Preflight Preparation

Preflight preparation is the process of collecting, updating and sending files or applications to a printer for production. Preflight preparation uncovers missing data or fonts, misplaced illustrations, trapping errors, incorrect sizing and other important details. The first thing to include is the primary document, whether in PageMaker, QuarkXPress or Photoshop. Check with your printer to ensure they have the current version of the software you're using. If there are compatibility problems, you may need to submit a PostScript file or PDF for output.

Be sure to include all fonts with the documents you submit. The printer may not have a specified font, so include the screen and printer fonts, in addition to bold, italic and other versions. Include additional font dingbats or end-marks as well. Most printers use Type 1 fonts or TrueType fonts; ask which is preferred before submitting your files. Type 1 and TrueType fonts use different kerning and spacing methods. Using the wrong version can damage the text flow and layout.

Include hardcopies of the illustrations, images and photographs with the application file. Use EPS or TIFF images and change RGB colors to CMYK. Label each graphic and make sure all files are uncompressed. GIF images have low resolution and RGB format is not used in color printing. Avoid using GIF, JPG, WMF, BMP and PICT formats in files sent to your printer.

CMYK: a four-color process using a percentage value of the colors cyan, magenta, yellow and black.

RGB: a three-color process using values of the additive colors red, green and blue, producing visible light.

SPOT: a one-color process using percentages of full color and the tinting, screening or shading of additive colors.

Ask what formats and files are preferred by your printer. Standard floppy (3.5 inch) disks are generally used for small or compressed files. ZIP disks, CD-ROMs, Bernoulli cartridges or Magneto-Optical disks are used for large files and graphics. Sending files via the Internet as e-mail attachments is another alternative. Compressing the files first will speed up the transmission.

Include a hardcopy of each file to eliminate the problem of missing graphics, illustrations or text information. Send the document at 100% of the printed size or include the percentage size.
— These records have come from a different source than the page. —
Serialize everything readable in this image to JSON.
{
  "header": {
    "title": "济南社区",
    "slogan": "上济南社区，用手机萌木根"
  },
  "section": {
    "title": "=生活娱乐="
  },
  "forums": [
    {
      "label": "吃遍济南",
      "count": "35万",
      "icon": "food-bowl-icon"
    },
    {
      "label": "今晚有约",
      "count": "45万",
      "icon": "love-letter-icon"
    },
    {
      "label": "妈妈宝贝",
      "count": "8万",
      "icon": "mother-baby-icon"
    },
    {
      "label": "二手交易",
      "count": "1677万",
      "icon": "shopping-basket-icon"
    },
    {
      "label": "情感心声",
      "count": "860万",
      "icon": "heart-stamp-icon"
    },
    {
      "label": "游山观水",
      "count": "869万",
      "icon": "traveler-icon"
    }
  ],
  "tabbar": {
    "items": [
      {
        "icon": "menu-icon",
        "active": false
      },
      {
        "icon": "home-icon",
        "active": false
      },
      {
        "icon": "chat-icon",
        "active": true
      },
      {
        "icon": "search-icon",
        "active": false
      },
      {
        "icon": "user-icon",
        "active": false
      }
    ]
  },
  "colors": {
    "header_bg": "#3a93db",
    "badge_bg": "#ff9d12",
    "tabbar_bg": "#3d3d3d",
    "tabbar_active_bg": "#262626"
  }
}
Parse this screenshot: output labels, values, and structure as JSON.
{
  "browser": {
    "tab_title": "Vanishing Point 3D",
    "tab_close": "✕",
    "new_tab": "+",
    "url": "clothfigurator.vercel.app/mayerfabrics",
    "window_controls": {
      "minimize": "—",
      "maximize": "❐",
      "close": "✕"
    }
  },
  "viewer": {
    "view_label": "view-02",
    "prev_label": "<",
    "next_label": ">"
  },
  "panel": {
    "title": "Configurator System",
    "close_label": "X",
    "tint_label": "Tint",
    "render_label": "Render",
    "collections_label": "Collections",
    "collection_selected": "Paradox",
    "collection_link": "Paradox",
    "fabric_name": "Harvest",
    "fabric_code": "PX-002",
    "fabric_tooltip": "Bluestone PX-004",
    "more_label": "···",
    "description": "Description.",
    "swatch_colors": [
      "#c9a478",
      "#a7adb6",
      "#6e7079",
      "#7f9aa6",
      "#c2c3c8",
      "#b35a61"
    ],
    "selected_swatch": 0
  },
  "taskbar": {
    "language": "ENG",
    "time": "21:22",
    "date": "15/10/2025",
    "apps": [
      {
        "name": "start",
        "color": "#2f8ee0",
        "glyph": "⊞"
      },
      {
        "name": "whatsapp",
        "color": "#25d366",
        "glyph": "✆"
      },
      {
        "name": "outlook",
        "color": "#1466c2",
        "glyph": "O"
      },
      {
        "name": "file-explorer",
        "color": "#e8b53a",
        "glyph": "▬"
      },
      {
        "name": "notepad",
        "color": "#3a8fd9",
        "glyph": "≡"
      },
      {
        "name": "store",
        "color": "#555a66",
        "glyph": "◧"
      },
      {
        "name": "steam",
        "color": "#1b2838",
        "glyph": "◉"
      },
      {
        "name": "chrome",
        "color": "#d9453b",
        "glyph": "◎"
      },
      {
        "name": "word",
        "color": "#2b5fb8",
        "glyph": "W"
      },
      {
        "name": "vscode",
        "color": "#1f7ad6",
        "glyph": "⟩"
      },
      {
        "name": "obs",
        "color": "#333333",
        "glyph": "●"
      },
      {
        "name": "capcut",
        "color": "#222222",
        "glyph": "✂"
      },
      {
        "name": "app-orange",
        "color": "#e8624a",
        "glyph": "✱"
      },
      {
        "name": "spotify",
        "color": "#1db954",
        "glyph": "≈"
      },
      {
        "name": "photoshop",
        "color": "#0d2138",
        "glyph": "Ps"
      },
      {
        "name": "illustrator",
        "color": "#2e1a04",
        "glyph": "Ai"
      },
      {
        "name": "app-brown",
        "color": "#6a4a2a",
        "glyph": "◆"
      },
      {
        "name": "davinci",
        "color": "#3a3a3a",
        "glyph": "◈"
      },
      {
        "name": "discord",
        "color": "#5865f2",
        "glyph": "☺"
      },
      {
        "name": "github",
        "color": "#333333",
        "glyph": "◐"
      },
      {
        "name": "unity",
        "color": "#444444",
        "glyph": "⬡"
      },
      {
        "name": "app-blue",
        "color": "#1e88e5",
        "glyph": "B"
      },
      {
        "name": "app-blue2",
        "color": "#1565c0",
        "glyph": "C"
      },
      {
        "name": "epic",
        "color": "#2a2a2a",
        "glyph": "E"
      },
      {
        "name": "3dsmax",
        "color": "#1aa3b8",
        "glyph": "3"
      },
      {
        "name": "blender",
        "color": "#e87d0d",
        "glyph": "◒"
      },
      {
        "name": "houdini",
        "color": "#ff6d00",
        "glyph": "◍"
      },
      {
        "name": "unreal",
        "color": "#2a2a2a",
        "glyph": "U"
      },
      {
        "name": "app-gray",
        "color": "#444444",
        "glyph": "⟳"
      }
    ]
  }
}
Include a list of the fonts and files on each disk or cartridge. Put together a mock-up of how the document will be printed and bound as a sample. On the disk, include a label with your name, address and phone number.